## What you are asked to do
Nothing should be left out: write out the whole listing exactly.

## Data records

Segment Open

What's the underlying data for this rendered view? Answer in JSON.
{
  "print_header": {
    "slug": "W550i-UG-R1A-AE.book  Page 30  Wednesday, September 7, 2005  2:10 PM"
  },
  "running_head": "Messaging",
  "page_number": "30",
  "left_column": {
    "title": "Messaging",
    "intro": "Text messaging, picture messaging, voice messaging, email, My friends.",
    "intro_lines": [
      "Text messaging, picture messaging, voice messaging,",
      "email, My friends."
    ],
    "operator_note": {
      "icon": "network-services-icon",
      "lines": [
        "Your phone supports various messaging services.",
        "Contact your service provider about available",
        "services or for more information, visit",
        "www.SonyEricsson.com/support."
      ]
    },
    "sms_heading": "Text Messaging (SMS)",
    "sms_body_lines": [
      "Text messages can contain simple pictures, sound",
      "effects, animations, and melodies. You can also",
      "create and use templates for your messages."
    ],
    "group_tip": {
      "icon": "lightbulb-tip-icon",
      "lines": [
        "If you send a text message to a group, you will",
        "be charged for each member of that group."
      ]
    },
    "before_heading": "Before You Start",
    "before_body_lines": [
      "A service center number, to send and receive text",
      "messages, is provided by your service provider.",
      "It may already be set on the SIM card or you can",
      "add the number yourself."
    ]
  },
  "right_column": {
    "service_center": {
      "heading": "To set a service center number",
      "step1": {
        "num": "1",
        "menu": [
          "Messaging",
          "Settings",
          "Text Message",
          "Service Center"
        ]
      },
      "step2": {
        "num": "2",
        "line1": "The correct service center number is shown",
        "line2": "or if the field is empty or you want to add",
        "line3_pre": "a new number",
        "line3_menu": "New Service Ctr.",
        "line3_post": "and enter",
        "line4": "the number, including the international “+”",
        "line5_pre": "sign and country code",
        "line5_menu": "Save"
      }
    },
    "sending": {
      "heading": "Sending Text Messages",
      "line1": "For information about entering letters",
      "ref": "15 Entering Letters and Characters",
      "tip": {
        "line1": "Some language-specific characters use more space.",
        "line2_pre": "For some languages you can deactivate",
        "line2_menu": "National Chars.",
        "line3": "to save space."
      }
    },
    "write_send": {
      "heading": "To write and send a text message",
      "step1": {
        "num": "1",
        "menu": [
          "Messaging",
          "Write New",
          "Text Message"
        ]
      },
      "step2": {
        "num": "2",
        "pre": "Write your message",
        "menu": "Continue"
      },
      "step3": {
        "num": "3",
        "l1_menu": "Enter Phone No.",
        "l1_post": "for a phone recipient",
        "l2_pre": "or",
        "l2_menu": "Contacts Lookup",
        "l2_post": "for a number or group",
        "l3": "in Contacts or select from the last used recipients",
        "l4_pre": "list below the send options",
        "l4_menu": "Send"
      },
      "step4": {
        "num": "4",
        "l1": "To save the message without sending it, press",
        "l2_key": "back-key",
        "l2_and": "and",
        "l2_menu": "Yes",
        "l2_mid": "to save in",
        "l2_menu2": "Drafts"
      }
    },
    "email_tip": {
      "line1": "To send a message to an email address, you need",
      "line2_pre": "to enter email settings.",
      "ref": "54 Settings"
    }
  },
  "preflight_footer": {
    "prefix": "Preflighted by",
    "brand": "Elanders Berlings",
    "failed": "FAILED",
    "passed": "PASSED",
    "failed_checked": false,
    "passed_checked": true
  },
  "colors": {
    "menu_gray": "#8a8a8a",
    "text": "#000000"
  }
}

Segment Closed

## Final answer
What's the underlying data for this rendered view? Answer in JSON.
{
  "print_header": {
    "slug": "W550i-UG-R1A-AE.book  Page 30  Wednesday, September 7, 2005  2:10 PM"
  },
  "running_head": "Messaging",
  "page_number": "30",
  "left_column": {
    "title": "Messaging",
    "intro": "Text messaging, picture messaging, voice messaging, email, My friends.",
    "intro_lines": [
      "Text messaging, picture messaging, voice messaging,",
      "email, My friends."
    ],
    "operator_note": {
      "icon": "network-services-icon",
      "lines": [
        "Your phone supports various messaging services.",
        "Contact your service provider about available",
        "services or for more information, visit",
        "www.SonyEricsson.com/support."
      ]
    },
    "sms_heading": "Text Messaging (SMS)",
    "sms_body_lines": [
      "Text messages can contain simple pictures, sound",
      "effects, animations, and melodies. You can also",
      "create and use templates for your messages."
    ],
    "group_tip": {
      "icon": "lightbulb-tip-icon",
      "lines": [
        "If you send a text message to a group, you will",
        "be charged for each member of that group."
      ]
    },
    "before_heading": "Before You Start",
    "before_body_lines": [
      "A service center number, to send and receive text",
      "messages, is provided by your service provider.",
      "It may already be set on the SIM card or you can",
      "add the number yourself."
    ]
  },
  "right_column": {
    "service_center": {
      "heading": "To set a service center number",
      "step1": {
        "num": "1",
        "menu": [
          "Messaging",
          "Settings",
          "Text Message",
          "Service Center"
        ]
      },
      "step2": {
        "num": "2",
        "line1": "The correct service center number is shown",
        "line2": "or if the field is empty or you want to add",
        "line3_pre": "a new number",
        "line3_menu": "New Service Ctr.",
        "line3_post": "and enter",
        "line4": "the number, including the international “+”",
        "line5_pre": "sign and country code",
        "line5_menu": "Save"
      }
    },
    "sending": {
      "heading": "Sending Text Messages",
      "line1": "For information about entering letters",
      "ref": "15 Entering Letters and Characters",
      "tip": {
        "line1": "Some language-specific characters use more space.",
        "line2_pre": "For some languages you can deactivate",
        "line2_menu": "National Chars.",
        "line3": "to save space."
      }
    },
    "write_send": {
      "heading": "To write and send a text message",
      "step1": {
        "num": "1",
        "menu": [
          "Messaging",
          "Write New",
          "Text Message"
        ]
      },
      "step2": {
        "num": "2",
        "pre": "Write your message",
        "menu": "Continue"
      },
      "step3": {
        "num": "3",
        "l1_menu": "Enter Phone No.",
        "l1_post": "for a phone recipient",
        "l2_pre": "or",
        "l2_menu": "Contacts Lookup",
        "l2_post": "for a number or group",
        "l3": "in Contacts or select from the last used recipients",
        "l4_pre": "list below the send options",
        "l4_menu": "Send"
      },
      "step4": {
        "num": "4",
        "l1": "To save the message without sending it, press",
        "l2_key": "back-key",
        "l2_and": "and",
        "l2_menu": "Yes",
        "l2_mid": "to save in",
        "l2_menu2": "Drafts"
      }
    },
    "email_tip": {
      "line1": "To send a message to an email address, you need",
      "line2_pre": "to enter email settings.",
      "ref": "54 Settings"
    }
  },
  "preflight_footer": {
    "prefix": "Preflighted by",
    "brand": "Elanders Berlings",
    "failed": "FAILED",
    "passed": "PASSED",
    "failed_checked": false,
    "passed_checked": true
  },
  "colors": {
    "menu_gray": "#8a8a8a",
    "text": "#000000"
  }
}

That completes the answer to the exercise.